WHAT IS A CARDIAC RESYNCHRONIZATION THERAPY IMPLANTABLE CARDIOVERTER DEFIBRILLATOR (CRT-D)?
An implantable cardioverter defibrillator (ICD) is a microcomputer that is implanted under the skin of your upper chest area. It is small enough to fit in the palm of your hand. It monitors your heart rate and delivers therapy in the form of small electrical pulses. A cardiac resynchronization therapy implantable cardioverter defibrillator (CRT-D) is a type of specialized ICD used to treat heart failure.
HOW A CRT-D WORKS

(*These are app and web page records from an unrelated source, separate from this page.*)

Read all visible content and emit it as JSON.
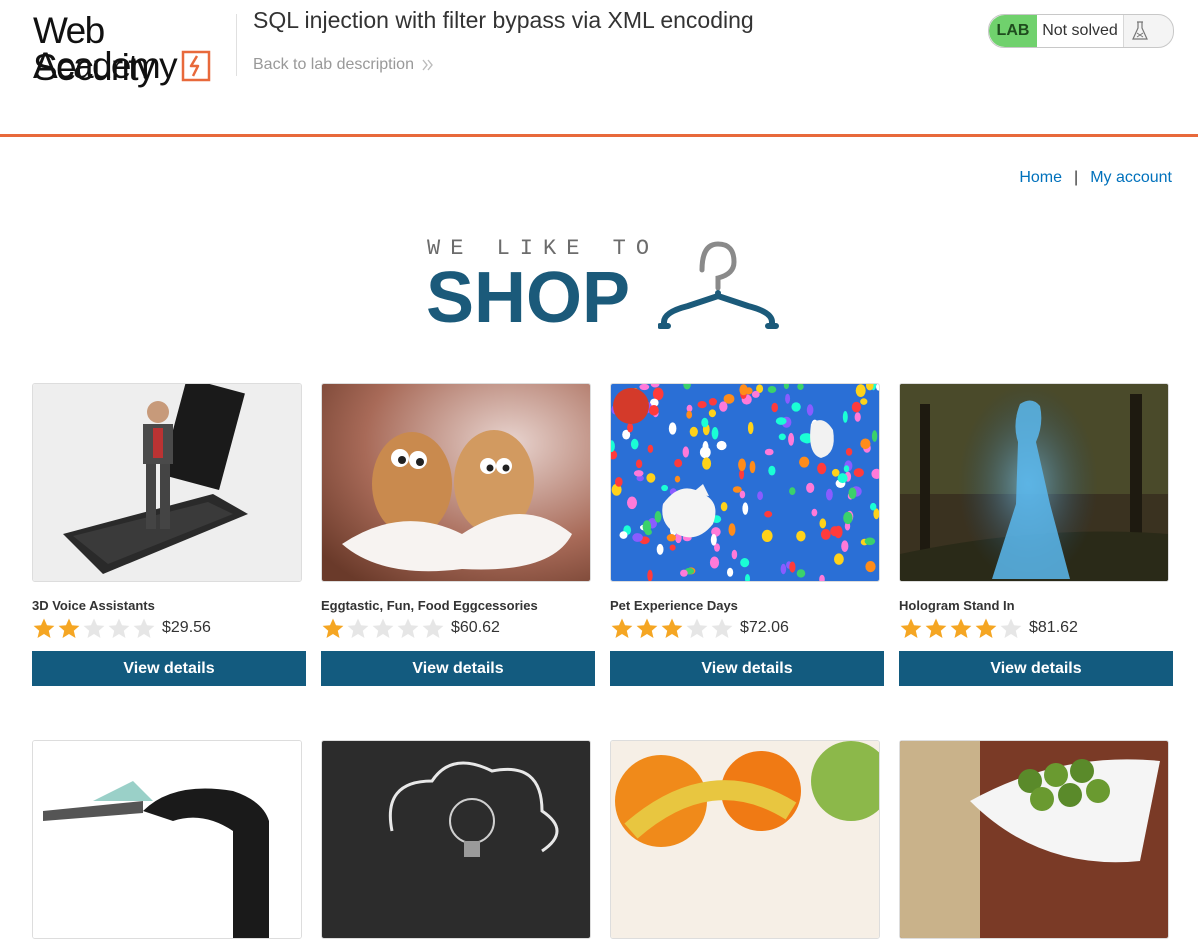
{
  "header": {
    "logo_line1": "Web Security",
    "logo_line2": "Academy",
    "lab_title": "SQL injection with filter bypass via XML encoding",
    "back_link": "Back to lab description",
    "status_tag": "LAB",
    "status_text": "Not solved",
    "accent_color": "#e8693b"
  },
  "nav": {
    "home": "Home",
    "separator": "|",
    "account": "My account"
  },
  "hero": {
    "line1": "WE LIKE TO",
    "line2": "SHOP"
  },
  "products": [
    {
      "name": "3D Voice Assistants",
      "rating": 2,
      "price": "$29.56",
      "button": "View details",
      "image": "figurine-on-phone"
    },
    {
      "name": "Eggtastic, Fun, Food Eggcessories",
      "rating": 1,
      "price": "$60.62",
      "button": "View details",
      "image": "eggs-with-eyes"
    },
    {
      "name": "Pet Experience Days",
      "rating": 3,
      "price": "$72.06",
      "button": "View details",
      "image": "dogs-with-balloons"
    },
    {
      "name": "Hologram Stand In",
      "rating": 4,
      "price": "$81.62",
      "button": "View details",
      "image": "hologram-woman"
    }
  ],
  "products_row2": [
    {
      "image": "headphones"
    },
    {
      "image": "lightbulb-chalk"
    },
    {
      "image": "fruit"
    },
    {
      "image": "sprouts-bowl"
    }
  ]
}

Once implanted, an ICD detects your heart rhythm through one or more thin, insulated wires called leads, which are placed on or inside the heart muscle and attached to the device. The leads transmit your heart rate information to the device. CRT-Ds are a type of ICD that have an additional lead that attaches to the left ventricle, the primary pumping chamber of the heart, which makes the left ventricle beat at the same time as the right. When an abnormal heart rhythm occurs, your CRT-D sends an electric shock to your heart muscle. Sometimes the defibrillating shock is uncomfortable. Whether you can feel it or not, your CRT-D is doing its work.
CRT-Ds can provide lower- or higher-energy therapy to treat heart failure, depending on the need.